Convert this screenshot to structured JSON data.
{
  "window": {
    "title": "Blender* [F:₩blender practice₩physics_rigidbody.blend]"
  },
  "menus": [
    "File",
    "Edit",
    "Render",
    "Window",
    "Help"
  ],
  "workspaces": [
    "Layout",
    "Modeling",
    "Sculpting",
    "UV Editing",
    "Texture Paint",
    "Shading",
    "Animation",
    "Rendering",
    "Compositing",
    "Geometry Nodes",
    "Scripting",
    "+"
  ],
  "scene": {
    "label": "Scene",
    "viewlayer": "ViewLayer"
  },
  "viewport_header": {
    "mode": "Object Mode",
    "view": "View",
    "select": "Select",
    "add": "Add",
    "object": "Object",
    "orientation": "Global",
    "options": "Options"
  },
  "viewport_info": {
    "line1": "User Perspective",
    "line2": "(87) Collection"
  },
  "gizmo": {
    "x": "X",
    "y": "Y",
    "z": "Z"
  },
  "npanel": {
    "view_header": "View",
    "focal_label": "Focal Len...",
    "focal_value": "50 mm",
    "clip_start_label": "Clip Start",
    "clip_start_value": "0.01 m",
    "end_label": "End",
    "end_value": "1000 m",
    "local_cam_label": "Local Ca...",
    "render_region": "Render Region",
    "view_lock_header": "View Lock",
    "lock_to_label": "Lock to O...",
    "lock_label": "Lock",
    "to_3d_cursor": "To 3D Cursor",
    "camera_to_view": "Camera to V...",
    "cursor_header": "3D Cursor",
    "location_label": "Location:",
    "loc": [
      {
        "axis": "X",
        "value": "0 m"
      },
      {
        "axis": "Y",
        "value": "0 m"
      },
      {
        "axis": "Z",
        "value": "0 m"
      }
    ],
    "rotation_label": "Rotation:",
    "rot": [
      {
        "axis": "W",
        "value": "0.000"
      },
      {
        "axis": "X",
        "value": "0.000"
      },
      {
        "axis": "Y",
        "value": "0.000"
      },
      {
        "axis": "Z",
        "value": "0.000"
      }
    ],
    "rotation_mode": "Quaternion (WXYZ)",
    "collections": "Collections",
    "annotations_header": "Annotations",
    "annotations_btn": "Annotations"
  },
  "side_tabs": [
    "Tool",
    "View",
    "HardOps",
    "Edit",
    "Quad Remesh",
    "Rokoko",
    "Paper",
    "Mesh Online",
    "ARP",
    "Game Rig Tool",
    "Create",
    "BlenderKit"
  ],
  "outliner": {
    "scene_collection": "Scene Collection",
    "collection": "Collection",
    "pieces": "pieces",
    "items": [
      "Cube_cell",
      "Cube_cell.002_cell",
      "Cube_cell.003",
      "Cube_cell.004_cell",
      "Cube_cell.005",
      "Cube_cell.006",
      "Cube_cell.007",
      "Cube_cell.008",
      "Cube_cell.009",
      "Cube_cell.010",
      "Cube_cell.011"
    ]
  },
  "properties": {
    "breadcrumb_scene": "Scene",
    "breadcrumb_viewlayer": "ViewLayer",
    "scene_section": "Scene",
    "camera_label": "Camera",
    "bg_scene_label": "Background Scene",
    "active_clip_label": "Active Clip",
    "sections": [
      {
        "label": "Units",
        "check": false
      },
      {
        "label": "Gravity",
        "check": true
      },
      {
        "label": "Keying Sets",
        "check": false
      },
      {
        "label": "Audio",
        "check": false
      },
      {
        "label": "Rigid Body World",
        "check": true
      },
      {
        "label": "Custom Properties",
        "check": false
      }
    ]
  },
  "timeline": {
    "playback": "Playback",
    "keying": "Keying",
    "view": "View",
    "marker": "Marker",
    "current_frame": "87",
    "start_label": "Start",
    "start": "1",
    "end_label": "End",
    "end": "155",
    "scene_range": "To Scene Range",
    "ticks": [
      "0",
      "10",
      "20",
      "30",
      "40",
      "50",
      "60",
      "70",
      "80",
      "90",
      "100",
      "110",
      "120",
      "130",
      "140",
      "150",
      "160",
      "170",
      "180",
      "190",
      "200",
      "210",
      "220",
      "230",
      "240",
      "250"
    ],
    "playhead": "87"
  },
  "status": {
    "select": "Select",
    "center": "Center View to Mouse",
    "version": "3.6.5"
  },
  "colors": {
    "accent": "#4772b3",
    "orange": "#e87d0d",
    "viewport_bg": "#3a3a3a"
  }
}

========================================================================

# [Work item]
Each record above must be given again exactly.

# [Written solution]
Convert this screenshot to structured JSON data.
{
  "window": {
    "title": "Blender* [F:₩blender practice₩physics_rigidbody.blend]"
  },
  "menus": [
    "File",
    "Edit",
    "Render",
    "Window",
    "Help"
  ],
  "workspaces": [
    "Layout",
    "Modeling",
    "Sculpting",
    "UV Editing",
    "Texture Paint",
    "Shading",
    "Animation",
    "Rendering",
    "Compositing",
    "Geometry Nodes",
    "Scripting",
    "+"
  ],
  "scene": {
    "label": "Scene",
    "viewlayer": "ViewLayer"
  },
  "viewport_header": {
    "mode": "Object Mode",
    "view": "View",
    "select": "Select",
    "add": "Add",
    "object": "Object",
    "orientation": "Global",
    "options": "Options"
  },
  "viewport_info": {
    "line1": "User Perspective",
    "line2": "(87) Collection"
  },
  "gizmo": {
    "x": "X",
    "y": "Y",
    "z": "Z"
  },
  "npanel": {
    "view_header": "View",
    "focal_label": "Focal Len...",
    "focal_value": "50 mm",
    "clip_start_label": "Clip Start",
    "clip_start_value": "0.01 m",
    "end_label": "End",
    "end_value": "1000 m",
    "local_cam_label": "Local Ca...",
    "render_region": "Render Region",
    "view_lock_header": "View Lock",
    "lock_to_label": "Lock to O...",
    "lock_label": "Lock",
    "to_3d_cursor": "To 3D Cursor",
    "camera_to_view": "Camera to V...",
    "cursor_header": "3D Cursor",
    "location_label": "Location:",
    "loc": [
      {
        "axis": "X",
        "value": "0 m"
      },
      {
        "axis": "Y",
        "value": "0 m"
      },
      {
        "axis": "Z",
        "value": "0 m"
      }
    ],
    "rotation_label": "Rotation:",
    "rot": [
      {
        "axis": "W",
        "value": "0.000"
      },
      {
        "axis": "X",
        "value": "0.000"
      },
      {
        "axis": "Y",
        "value": "0.000"
      },
      {
        "axis": "Z",
        "value": "0.000"
      }
    ],
    "rotation_mode": "Quaternion (WXYZ)",
    "collections": "Collections",
    "annotations_header": "Annotations",
    "annotations_btn": "Annotations"
  },
  "side_tabs": [
    "Tool",
    "View",
    "HardOps",
    "Edit",
    "Quad Remesh",
    "Rokoko",
    "Paper",
    "Mesh Online",
    "ARP",
    "Game Rig Tool",
    "Create",
    "BlenderKit"
  ],
  "outliner": {
    "scene_collection": "Scene Collection",
    "collection": "Collection",
    "pieces": "pieces",
    "items": [
      "Cube_cell",
      "Cube_cell.002_cell",
      "Cube_cell.003",
      "Cube_cell.004_cell",
      "Cube_cell.005",
      "Cube_cell.006",
      "Cube_cell.007",
      "Cube_cell.008",
      "Cube_cell.009",
      "Cube_cell.010",
      "Cube_cell.011"
    ]
  },
  "properties": {
    "breadcrumb_scene": "Scene",
    "breadcrumb_viewlayer": "ViewLayer",
    "scene_section": "Scene",
    "camera_label": "Camera",
    "bg_scene_label": "Background Scene",
    "active_clip_label": "Active Clip",
    "sections": [
      {
        "label": "Units",
        "check": false
      },
      {
        "label": "Gravity",
        "check": true
      },
      {
        "label": "Keying Sets",
        "check": false
      },
      {
        "label": "Audio",
        "check": false
      },
      {
        "label": "Rigid Body World",
        "check": true
      },
      {
        "label": "Custom Properties",
        "check": false
      }
    ]
  },
  "timeline": {
    "playback": "Playback",
    "keying": "Keying",
    "view": "View",
    "marker": "Marker",
    "current_frame": "87",
    "start_label": "Start",
    "start": "1",
    "end_label": "End",
    "end": "155",
    "scene_range": "To Scene Range",
    "ticks": [
      "0",
      "10",
      "20",
      "30",
      "40",
      "50",
      "60",
      "70",
      "80",
      "90",
      "100",
      "110",
      "120",
      "130",
      "140",
      "150",
      "160",
      "170",
      "180",
      "190",
      "200",
      "210",
      "220",
      "230",
      "240",
      "250"
    ],
    "playhead": "87"
  },
  "status": {
    "select": "Select",
    "center": "Center View to Mouse",
    "version": "3.6.5"
  },
  "colors": {
    "accent": "#4772b3",
    "orange": "#e87d0d",
    "viewport_bg": "#3a3a3a"
  }
}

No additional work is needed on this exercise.